|The Keephills 3 plant. |
Photo by Bruce Edwards for the Edmonton Journal.
Last Thursday a $1.4 billion carbon capture program by TransAlta, Capital Power and Enbridge was cancelled on the grounds of it being uneconomic. "Project Pioneer" was supposed to capture carbon from a new coal plant, Keephills 3, west of Edmonton at a rate of a million tons per year for ten years. The project had received $800 million in provincial and federal government subsidies, most of which will now presumably be paid back.
The Pembina institute says this demonstrates that there is no incentive for companies to do this without a price on carbon. Jim Carter, former president of Syncrude and chair of the Alberta Carbon Capture and Storage Development Council, says it's hard for governments to implement a cost on carbon because it makes businesses less competitive and increases prices for consumers.
I agree with Pembina on this one. There is no reason to expect companies to capture carbon if they aren't required to and it costs them money. If the government is serious about reducing emissions, it either needs to make it a law or put a price on carbon somehow. I do not agree with making it a law; it is unlikely to be practical or even possible for many companies and applying it will be inevitably come out being unfair to someone.
A cost on carbon is a more attractive option. Rather than picking a winner, as the government has done with carbon capture, this would motivate companies to do anything that accomplishes the ultimate goal of reducing carbon emissions. For example, maybe the best way for electricity companies to reduce emissions isn't carbon capture at all, but to build more transmission lines with BC and import their hydroelectricity, or maybe replacing coal generators with natural gas would make sense, or even nuclear plants.
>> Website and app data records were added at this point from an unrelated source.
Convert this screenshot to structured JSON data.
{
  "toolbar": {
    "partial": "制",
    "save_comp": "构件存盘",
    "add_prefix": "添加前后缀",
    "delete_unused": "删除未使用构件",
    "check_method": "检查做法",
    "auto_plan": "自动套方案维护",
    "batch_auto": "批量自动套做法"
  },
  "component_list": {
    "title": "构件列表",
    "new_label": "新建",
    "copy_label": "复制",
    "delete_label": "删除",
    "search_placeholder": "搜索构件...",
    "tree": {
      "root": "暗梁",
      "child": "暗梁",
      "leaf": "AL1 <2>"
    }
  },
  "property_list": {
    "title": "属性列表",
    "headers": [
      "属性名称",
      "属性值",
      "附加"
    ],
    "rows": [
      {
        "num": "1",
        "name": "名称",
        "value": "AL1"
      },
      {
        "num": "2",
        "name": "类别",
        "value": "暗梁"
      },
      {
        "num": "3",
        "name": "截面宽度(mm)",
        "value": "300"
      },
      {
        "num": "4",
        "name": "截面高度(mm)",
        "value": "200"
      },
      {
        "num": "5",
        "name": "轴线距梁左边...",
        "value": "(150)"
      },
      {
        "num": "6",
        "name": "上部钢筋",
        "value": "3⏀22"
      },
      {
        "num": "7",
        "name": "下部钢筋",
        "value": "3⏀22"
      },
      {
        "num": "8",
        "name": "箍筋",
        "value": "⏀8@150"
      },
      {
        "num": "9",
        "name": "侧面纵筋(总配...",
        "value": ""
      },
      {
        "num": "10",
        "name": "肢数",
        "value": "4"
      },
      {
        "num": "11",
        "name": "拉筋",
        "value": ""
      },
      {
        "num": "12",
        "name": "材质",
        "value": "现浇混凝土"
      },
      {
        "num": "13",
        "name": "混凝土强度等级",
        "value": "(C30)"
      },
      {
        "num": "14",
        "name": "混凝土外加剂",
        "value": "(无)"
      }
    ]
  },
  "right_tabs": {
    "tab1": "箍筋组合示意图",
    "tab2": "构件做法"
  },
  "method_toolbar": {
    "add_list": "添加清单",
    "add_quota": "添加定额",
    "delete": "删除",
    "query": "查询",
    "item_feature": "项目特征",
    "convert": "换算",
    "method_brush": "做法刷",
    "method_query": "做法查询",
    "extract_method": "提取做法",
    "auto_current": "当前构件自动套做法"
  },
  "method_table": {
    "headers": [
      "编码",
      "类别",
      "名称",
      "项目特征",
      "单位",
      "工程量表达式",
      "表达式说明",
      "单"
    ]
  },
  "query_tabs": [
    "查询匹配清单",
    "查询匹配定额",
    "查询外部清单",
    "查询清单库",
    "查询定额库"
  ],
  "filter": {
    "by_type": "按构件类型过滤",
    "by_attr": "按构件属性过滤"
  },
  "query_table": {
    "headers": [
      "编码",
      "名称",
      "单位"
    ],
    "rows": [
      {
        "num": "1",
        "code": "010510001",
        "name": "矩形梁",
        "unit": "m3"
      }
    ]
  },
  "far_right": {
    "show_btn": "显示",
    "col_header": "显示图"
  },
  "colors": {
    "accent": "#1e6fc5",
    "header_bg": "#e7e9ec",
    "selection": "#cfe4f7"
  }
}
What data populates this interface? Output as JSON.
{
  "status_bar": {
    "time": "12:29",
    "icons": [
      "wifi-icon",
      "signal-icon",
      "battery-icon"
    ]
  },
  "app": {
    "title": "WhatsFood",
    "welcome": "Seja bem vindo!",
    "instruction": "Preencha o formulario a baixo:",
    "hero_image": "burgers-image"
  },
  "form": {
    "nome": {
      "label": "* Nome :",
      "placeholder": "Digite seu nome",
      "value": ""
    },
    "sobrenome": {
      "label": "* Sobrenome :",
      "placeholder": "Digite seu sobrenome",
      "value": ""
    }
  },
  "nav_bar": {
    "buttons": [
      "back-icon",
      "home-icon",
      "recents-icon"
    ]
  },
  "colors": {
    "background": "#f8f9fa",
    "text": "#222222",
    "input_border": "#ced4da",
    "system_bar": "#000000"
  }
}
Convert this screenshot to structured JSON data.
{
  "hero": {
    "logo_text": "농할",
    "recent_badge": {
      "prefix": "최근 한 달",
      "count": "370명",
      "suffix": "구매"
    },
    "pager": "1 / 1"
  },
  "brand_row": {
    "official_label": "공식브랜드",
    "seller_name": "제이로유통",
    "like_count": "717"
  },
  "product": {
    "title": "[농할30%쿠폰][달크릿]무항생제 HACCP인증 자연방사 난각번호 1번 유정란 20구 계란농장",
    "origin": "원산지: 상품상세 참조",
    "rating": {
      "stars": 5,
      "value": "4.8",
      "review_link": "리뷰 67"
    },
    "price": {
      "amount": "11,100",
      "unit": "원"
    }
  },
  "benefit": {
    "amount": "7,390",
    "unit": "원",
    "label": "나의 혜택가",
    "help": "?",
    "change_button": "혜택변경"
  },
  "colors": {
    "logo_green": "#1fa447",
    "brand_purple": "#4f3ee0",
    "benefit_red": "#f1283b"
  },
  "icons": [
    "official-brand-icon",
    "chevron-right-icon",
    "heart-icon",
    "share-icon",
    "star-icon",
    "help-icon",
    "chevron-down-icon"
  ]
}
Let the companies decide how best to reduce emissions, don't tell them to do what the government thinks is the best way.
There are two flavours available for putting a price on carbon - a cap and trade program or a carbon tax. I think either of these options could work, but I believe a carbon tax is the better choice, despite the fear of one having been used by the Conservatives to bludgeon the Liberals in the last federal election, which probably makes it impossibly awkward to implement one now. Regardless of its political baggage in Canada, I believe a carbon tax would be much more transparent and even-handed than a cap and trade program. Cap and trade requires a system of permitting that is an invitation for problems in my opinion, particularly when governments start handing out waivers to select companies or industries but not others. I think international cap and trade programs - where a country has acceptable emissions levels chosen and then they are required to pay other countries if they go over that - are a total non-starter. This is part of why I support Canada's decision to leave the Kyoto agreement - it is ridiculous that Canada should be fined billions of dollars, most of which would go to Eastern European countries that beat their targets only because their heavy soviet industry collapsed between the baseline set in 1990 and today. In other words, Canada was expected to pay between $6 and $14 billion to countries, some of which are notably corrupt, whose main environmental virtue was the total failure of their economic system. While Kyoto is not a cap and trade program, I believe such programs would face similar problems for similar reason.
Cap and trade also doesn't address consumer emissions directly, only the companies that provide it. In the case of oil, the biggest part of the emissions is when it's burned in the consumers car. I don't believe the refinery that makes that oil should be responsible for this emission, the driver should, but there's no easy way to do that with a cap and trade program.
With a carbon tax it can be easy - for every unit of carbon released, whoever releases it pays a set amount. It doesn't matter if that's an individual driver or a huge power plant. Everyone can understand it and no one has to worry about getting a worse deal than their competitors. Because it is applied to the end user, it is more likely to spur that end user to reduce their emissions.
But ADS, you say, this is a blog about the oil sands, what is this story about a power plant even doing here? As I've mentioned before, I believe mitigating CO2 emissions by the oil sands, either by releasing less CO2 in the oil sands themselves or in other Alberta industries, is critical for the industry to secure support in the rest of Canada and the world. It doesn't really matter if we believe CO2 is responsible for global warming - if we appear to be recklessly disregarding outside opinion on the matter we will increase resistance to our oil. Although it seems counter-intuitive, I believe a carbon tax would be good for Alberta, because it would insulate us from criticism, fair and otherwise, leveled at our environmental performance.